- research leading to an MRes, MPhil or PhD
- combination of formal courses and research - there are 'taught doctorates' in fields such as clinical psychology, education and engineering. These involve more lectures and seminars than a traditional PhD and the research project is normally directly related to professional practice.
For vocational qualifications, consider:
- a mix of university-based study and assessed work placements, leading for instance to an MA Social Work or a postgraduate teaching qualification (PGCE or PGDE)
- a conversion course, typically a one-year taught course which allows you to convert to a new subject area e.g. Graduate Diploma in Psychology (GDP), or Graduate Diploma in Law (GDL)
Ensure you check specific entry requirements for a given route of study which may require a combination of academic qualifications and professional experience. Contact the admissions tutor or prospective research supervisor to find out about course content and potential research projects. Prepare a list of relevant questions to elicit the information you require. You might also contact the Careers Advisory Service at the institution to find what past students on the chosen course have gone on to do.

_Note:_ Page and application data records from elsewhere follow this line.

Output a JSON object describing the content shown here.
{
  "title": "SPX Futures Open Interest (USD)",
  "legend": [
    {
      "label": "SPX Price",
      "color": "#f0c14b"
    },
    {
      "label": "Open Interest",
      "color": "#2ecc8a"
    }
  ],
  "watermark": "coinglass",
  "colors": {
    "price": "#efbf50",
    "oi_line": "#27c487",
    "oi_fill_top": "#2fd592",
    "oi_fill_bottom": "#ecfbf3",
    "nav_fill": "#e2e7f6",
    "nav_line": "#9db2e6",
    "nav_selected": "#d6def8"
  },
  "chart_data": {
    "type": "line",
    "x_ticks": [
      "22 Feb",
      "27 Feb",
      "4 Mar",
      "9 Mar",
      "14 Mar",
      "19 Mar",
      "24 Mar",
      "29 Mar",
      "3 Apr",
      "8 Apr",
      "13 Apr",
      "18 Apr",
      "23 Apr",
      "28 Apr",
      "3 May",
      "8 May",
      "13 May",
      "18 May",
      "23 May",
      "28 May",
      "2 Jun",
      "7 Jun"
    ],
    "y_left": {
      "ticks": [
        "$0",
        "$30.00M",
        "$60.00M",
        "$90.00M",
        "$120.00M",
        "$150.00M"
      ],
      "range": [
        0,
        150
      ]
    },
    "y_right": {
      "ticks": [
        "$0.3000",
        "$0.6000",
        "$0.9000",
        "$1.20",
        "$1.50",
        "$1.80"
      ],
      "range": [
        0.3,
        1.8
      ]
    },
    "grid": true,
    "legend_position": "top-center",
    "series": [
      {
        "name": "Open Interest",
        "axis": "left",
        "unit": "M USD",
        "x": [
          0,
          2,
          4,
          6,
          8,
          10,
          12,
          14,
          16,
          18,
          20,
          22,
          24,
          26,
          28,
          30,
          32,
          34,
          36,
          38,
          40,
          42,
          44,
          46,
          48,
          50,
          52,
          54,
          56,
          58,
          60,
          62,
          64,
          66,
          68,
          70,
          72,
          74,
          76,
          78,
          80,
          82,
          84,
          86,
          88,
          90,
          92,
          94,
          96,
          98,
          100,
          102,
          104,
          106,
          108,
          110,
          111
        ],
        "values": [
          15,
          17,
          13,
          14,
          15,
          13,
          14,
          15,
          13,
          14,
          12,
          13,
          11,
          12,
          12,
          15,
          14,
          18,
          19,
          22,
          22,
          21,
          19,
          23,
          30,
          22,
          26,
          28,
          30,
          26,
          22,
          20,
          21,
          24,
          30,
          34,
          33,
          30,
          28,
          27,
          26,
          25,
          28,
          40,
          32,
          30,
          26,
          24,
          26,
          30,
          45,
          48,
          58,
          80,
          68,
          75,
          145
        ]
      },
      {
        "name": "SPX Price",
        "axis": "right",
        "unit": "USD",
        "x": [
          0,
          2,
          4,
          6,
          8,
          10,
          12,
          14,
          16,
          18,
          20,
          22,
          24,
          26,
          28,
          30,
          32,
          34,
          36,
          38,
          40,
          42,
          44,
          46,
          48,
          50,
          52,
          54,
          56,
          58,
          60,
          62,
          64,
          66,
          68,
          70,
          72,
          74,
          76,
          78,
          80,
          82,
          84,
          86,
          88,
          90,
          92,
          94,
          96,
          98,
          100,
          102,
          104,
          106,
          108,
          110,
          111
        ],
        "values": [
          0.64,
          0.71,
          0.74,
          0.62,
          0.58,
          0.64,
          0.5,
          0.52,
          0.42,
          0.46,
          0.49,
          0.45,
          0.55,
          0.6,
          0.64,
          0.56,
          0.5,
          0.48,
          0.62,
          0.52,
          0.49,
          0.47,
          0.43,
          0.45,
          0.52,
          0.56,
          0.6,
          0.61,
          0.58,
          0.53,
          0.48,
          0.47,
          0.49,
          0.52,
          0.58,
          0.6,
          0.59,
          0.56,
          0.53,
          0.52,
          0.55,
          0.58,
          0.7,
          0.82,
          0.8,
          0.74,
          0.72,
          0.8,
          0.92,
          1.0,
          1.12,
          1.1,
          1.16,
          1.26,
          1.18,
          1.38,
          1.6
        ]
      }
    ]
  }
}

Referees and funding
When applying for a postgraduate degree, you are likely to be asked to nominate two referees and nominating a recognised academic in your chosen research area will carry weight. For a vocational course such as teaching, one person will normally be an academic referee, (e.g. a personal tutor) and the other, a professional in your chosen field (e.g. the head teacher of a school where you have undertaken work experience). Always ask permission from those you want to cite as referees and brief them on plans so they can fine-tune the reference accordingly.
The funding options available vary as to whether you apply for a taught course or research. Usual sources of funding include research council awards, scholarships, and bursaries offered by universities. For taught courses, the admissions tutor may provide information on normal funding routes for students. For vocational courses, advice is available from the appropriate professional association. In social work or clinical areas of the NHS, bursaries may be available to cover both fees and maintenance.
Posted: Friday 20 July 2018